- [WHAT TO DO] Check every line of the data for the string "checked" and copy the ones that have it.

- [TASK DATA]

__________________________________________________

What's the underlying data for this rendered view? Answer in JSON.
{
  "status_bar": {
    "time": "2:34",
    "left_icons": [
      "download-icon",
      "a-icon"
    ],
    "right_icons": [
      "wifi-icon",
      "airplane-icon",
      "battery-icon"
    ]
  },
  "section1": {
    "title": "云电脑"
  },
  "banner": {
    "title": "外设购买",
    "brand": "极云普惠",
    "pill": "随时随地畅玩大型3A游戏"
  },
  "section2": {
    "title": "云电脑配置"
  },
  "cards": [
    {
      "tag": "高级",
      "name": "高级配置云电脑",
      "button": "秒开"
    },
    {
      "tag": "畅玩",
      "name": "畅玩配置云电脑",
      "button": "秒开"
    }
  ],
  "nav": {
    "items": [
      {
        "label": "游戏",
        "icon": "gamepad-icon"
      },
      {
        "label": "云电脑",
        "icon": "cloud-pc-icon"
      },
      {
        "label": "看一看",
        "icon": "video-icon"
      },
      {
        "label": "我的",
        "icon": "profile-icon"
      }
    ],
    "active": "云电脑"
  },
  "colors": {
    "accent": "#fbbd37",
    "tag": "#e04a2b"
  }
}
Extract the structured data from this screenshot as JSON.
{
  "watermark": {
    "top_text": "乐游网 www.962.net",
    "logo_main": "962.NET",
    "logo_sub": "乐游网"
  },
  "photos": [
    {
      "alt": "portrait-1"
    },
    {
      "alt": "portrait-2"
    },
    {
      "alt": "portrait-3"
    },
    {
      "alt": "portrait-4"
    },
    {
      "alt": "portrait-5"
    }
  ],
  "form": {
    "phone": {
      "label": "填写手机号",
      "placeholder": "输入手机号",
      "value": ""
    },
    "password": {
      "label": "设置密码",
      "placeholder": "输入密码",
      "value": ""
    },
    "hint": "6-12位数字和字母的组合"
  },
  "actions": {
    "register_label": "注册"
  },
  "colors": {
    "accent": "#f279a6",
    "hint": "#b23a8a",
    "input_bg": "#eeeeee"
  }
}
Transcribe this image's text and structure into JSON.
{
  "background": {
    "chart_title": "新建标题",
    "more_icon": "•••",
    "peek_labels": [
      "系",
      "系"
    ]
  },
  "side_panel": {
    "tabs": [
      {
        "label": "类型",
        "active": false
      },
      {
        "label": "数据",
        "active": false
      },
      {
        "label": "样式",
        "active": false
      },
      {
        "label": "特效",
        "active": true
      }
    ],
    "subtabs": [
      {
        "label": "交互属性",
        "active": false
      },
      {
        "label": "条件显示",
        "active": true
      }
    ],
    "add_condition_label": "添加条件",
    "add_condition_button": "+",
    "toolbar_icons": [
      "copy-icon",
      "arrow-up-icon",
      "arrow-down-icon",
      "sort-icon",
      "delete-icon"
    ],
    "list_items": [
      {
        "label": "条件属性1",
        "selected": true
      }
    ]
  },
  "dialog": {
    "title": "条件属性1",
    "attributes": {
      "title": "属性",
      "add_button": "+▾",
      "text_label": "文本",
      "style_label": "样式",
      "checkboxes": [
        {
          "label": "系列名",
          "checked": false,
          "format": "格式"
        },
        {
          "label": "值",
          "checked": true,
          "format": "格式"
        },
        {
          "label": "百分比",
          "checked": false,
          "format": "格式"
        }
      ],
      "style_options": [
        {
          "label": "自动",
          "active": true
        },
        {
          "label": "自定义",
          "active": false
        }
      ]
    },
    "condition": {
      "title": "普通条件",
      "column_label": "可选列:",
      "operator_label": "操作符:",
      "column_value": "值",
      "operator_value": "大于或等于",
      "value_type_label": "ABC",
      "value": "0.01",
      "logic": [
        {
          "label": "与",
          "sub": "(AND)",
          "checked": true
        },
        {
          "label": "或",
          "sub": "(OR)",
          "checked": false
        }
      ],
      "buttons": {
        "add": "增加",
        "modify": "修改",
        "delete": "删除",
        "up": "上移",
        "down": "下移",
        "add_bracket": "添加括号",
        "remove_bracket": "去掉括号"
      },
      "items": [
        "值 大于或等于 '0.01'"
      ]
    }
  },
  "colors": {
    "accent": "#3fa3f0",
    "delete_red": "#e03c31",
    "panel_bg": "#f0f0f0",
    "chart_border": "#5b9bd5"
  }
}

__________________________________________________

- [EXPECTED ANSWER]
          "checked": false,
          "checked": true,
          "checked": false,
          "checked": true
          "checked": false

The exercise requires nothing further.